While joint borrowing can carry a lot of advantages, debt mutualisation has always been very controversial. Confrontations between those countries supposedly benefiting and losing from mutualising debt have repeatedly centered on the legitimate balance of solidarity and responsibility that such debt implies. Democratic legitimacy in solidarity-responsibility arrangements can be achieved when they can deliver in terms of output legitimacy (being effective in economic terms), input legitimacy (ensuring sufficient room for domestic politics in deciding national policy trajectories) and throughput legitimacy (being run in a transparent and accountable manner).

This paper analyses the solidarity-responsibility arrangements of various proposals and realized forms of European debt mutualisation made over the last decades to evaluate their shortcomings and potential in finding a legitimate balance of solidarity and responsibility mechanisms for all EU member states. Based on this analysis, we make the following key recommendations for the ongoing negotiations on debt mutualisation for a European recovery after the Covid-19 crisis:

  • Negotiations in the European Council should not deviate from the model of a crisis specific mechanism for supranational borrowing that relies largely on grants for disbursement. A loans-based approach or an insufficient amount of grants would be harmful and fall short of the substantial macroeconomic stabilisation needed to weather the current crisis.
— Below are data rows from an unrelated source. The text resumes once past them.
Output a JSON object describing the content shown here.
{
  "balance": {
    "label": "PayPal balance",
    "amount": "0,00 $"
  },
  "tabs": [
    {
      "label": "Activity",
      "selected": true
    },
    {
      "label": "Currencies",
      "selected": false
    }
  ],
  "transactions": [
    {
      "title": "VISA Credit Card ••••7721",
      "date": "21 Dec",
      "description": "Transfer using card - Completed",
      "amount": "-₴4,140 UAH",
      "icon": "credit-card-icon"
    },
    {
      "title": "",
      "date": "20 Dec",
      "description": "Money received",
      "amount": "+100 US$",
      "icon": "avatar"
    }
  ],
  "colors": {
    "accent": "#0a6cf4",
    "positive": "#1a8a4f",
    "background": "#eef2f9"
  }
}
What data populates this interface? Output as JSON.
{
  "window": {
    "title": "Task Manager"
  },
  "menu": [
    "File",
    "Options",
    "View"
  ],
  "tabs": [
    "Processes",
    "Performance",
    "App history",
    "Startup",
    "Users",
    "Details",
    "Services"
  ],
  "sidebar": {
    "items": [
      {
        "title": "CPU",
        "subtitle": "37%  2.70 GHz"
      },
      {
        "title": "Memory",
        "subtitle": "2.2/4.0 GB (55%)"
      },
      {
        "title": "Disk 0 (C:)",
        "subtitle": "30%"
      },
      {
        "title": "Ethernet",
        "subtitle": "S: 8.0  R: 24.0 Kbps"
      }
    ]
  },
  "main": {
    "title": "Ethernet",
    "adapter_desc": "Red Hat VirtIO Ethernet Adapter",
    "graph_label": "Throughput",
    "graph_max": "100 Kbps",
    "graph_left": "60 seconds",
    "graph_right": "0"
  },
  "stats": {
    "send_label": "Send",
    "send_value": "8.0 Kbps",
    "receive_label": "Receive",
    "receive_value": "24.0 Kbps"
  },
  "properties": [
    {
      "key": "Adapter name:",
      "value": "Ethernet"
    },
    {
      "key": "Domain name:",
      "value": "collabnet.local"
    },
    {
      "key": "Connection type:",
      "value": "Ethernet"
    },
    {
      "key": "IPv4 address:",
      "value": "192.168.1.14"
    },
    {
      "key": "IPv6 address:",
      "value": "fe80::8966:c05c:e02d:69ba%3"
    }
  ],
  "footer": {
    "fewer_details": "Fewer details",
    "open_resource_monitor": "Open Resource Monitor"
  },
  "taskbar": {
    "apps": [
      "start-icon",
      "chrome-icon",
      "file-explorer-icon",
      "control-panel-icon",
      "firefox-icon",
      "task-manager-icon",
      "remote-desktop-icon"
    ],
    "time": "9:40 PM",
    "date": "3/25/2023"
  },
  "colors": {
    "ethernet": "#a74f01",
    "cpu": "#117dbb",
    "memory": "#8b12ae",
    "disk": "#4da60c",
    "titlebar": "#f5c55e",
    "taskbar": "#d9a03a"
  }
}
  • The mutualisation of debt repayment (based on grants rather than loans) justifies the inclusion of a certain degree of conditionality. Criteria for the granting and disbursement of funds should be concrete but should also leave sufficient room for countries to set their own policy priorities without excessively interfering with national sovereignty, as it was the case during the Great Recession.
  • The assessment process of national recovery and resilience plans financed by Next Generation EU should be transparent and allow for accountability. To guarantee legitimacy and democratic control, we maintain that the Commission is the best-placed institution to make decisions in this regard, subject to the appropriate review of both the Council and the European Parliament.